The Ankara Chief Public Prosecutor's Office on Friday summoned seven suspects, including six retired admirals and one retired general, for testimony on the ongoing investigation regarding the declaration signed by 104 retired navy admirals. The declaration has drawn strong condemnation from the government and the public, who claim the document implies interference in democratic institutions and the will of the people.
The prosecutor launched a probe on the seven suspects.
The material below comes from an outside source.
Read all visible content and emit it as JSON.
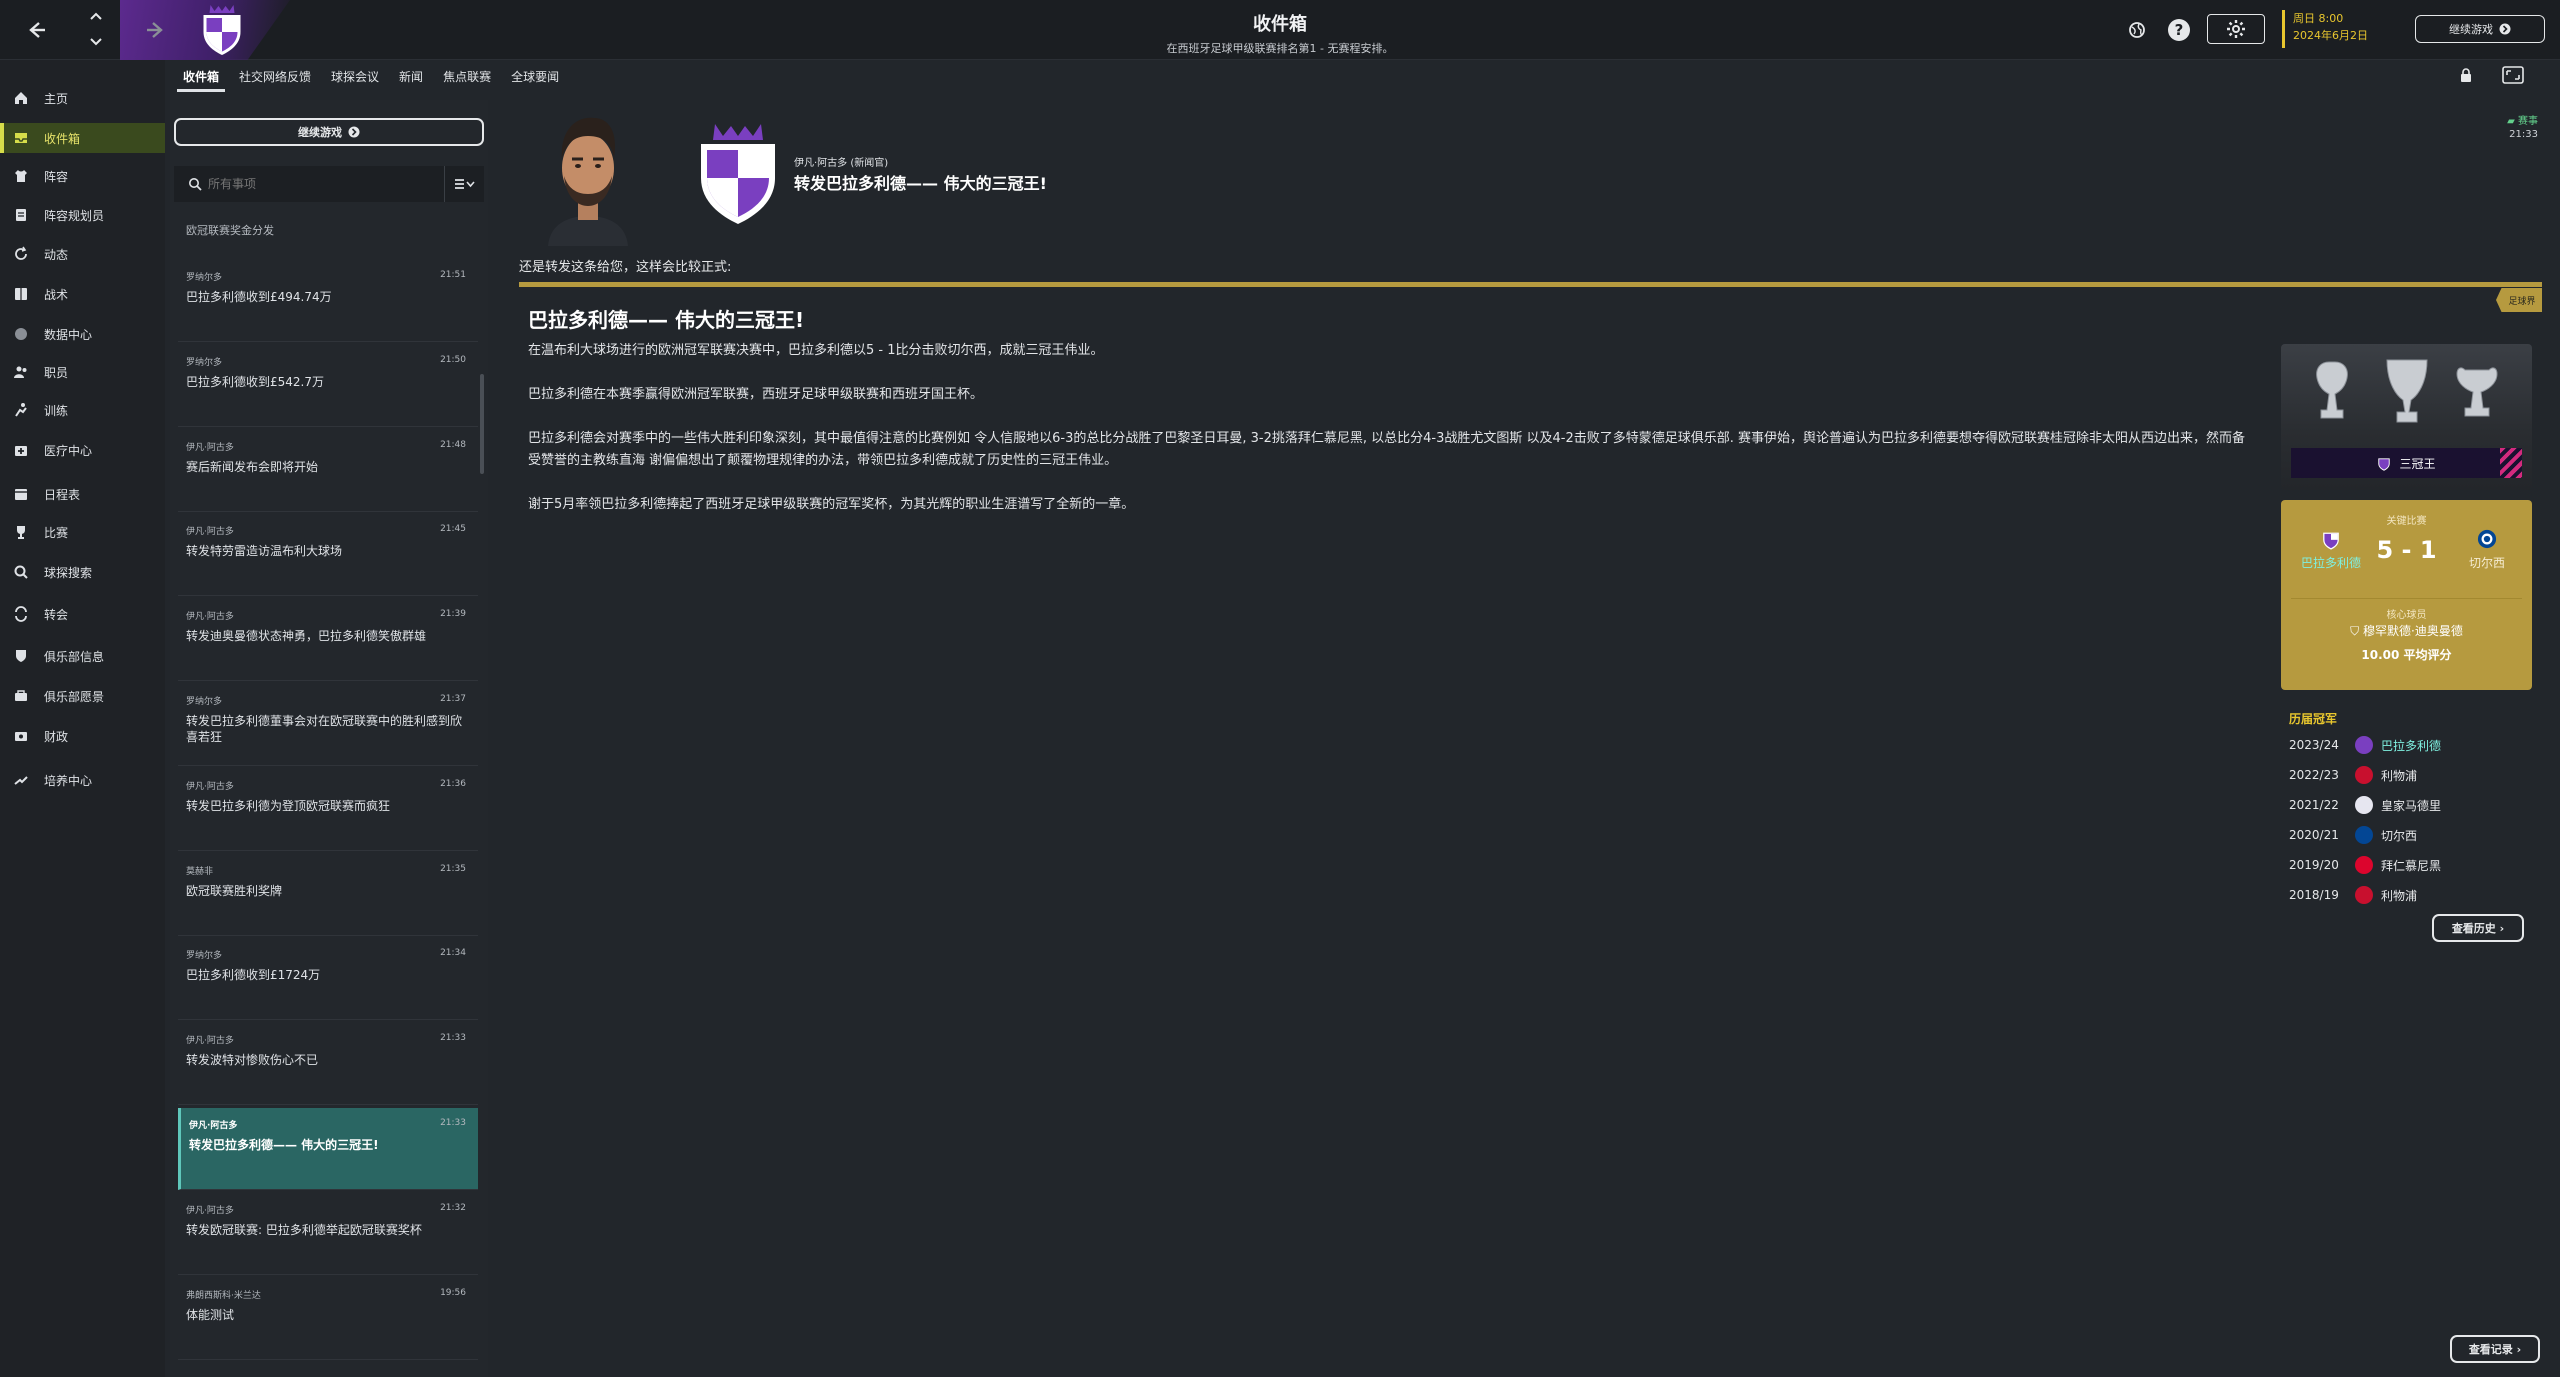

The general and retired admirals have been asked to come to Ankara from Istanbul, Ankara, southern Muğla and Antalya provinces for their testimonies within a week.
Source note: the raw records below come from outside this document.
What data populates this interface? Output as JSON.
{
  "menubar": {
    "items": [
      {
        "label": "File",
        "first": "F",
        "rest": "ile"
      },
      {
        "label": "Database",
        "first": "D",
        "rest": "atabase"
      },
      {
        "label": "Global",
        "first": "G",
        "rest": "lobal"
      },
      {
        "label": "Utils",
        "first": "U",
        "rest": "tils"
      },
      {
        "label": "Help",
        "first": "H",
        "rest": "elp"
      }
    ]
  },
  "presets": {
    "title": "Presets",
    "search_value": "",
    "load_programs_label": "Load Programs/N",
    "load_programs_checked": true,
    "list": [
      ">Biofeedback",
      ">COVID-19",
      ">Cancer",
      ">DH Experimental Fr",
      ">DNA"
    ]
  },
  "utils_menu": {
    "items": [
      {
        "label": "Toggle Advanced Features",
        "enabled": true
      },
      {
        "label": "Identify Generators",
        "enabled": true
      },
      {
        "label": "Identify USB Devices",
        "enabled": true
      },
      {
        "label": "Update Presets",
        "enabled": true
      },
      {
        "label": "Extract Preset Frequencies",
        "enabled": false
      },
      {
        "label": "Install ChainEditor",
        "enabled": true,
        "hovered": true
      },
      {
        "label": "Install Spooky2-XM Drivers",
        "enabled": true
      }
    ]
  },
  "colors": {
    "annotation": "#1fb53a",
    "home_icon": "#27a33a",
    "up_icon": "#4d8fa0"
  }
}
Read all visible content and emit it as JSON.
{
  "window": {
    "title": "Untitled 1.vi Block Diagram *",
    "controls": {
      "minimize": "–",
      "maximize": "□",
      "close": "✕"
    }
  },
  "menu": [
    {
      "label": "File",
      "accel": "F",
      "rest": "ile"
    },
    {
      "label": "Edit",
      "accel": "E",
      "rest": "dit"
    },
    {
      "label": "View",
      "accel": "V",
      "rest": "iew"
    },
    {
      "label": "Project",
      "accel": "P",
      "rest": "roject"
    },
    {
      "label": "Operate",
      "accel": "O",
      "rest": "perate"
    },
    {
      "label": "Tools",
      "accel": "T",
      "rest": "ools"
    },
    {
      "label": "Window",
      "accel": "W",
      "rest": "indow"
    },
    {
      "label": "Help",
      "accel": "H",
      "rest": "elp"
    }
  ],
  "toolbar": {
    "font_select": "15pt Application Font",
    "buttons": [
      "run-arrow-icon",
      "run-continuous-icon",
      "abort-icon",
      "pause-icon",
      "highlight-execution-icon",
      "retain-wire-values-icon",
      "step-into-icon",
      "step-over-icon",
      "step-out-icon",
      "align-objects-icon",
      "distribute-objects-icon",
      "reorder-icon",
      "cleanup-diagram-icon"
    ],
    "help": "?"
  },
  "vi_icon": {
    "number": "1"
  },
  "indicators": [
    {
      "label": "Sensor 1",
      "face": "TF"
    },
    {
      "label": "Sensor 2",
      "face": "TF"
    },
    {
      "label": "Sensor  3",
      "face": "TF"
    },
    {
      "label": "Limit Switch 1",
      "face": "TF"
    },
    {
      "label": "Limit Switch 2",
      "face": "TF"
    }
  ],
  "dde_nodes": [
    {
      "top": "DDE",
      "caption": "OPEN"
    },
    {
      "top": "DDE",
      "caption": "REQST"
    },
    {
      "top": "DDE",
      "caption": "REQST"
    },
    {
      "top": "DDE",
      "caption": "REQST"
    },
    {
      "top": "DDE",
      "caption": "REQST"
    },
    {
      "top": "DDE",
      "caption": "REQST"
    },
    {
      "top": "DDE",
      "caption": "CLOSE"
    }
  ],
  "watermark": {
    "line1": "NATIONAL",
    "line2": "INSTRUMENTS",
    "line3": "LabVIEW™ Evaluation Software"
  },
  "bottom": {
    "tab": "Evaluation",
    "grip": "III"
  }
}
It was also reported that security forces searched the houses of the suspects and seized some digital material.
After Turkey's decision last month to withdraw from the Istanbul Convention, a European treaty aimed at preventing and combating violence against women, with a presidential decree, it came into question whether Turkey could withdraw from other international agreements the same way. In a TV interview, Parliament Speaker Mustafa Şentop said that technically it is possible and gave the example of The Montreux Convention Regarding the Regime of the Straits.
Following discussions about Şentop's statements, a total of 104 retired admirals signed a statement declaring their commitment to the international treaty that regulates shipping through the Bosporus and Dardanelles, which links the Mediterranean Sea to the Black Sea.
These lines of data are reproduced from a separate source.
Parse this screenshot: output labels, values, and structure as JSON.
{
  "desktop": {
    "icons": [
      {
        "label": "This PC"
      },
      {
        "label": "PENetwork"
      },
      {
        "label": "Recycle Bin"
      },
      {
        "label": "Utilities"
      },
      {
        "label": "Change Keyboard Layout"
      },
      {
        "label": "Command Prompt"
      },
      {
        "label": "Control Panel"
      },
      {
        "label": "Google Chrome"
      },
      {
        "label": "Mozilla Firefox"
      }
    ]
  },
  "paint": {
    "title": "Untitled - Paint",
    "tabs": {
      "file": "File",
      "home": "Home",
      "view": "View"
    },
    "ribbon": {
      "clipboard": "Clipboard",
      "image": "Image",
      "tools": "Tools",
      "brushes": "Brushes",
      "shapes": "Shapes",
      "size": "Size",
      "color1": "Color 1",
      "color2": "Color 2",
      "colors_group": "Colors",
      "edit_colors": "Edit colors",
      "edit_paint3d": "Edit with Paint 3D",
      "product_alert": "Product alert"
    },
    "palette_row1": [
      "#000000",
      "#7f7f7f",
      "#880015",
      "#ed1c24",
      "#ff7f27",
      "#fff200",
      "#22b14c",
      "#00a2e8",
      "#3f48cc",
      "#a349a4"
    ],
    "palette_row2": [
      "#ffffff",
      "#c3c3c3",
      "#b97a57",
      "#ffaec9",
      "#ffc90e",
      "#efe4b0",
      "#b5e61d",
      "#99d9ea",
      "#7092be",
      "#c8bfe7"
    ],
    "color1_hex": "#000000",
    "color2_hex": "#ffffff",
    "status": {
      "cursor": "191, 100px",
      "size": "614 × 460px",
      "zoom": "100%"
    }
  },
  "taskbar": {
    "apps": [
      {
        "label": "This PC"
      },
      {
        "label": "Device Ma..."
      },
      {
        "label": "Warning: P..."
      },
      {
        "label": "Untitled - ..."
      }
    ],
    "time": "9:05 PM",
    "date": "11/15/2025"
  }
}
"We are of the opinion to refrain from any kind of rhetoric or action that could make the Montreux Convention... a matter of controversy," they said.
The statement triggered strong condemnation from the ruling party and government officials, who drew parallels with previous statements that accompanied past military takeovers in Turkey.
The Montreux Convention is a 1936 agreement that gives Turkey control over the Bosporus and Dardanelles and regulates the transit of naval warships. The convention guarantees the free passage of civilian vessels in times of peace and restricts the passage of naval ships that do not belong to littoral Black Sea states.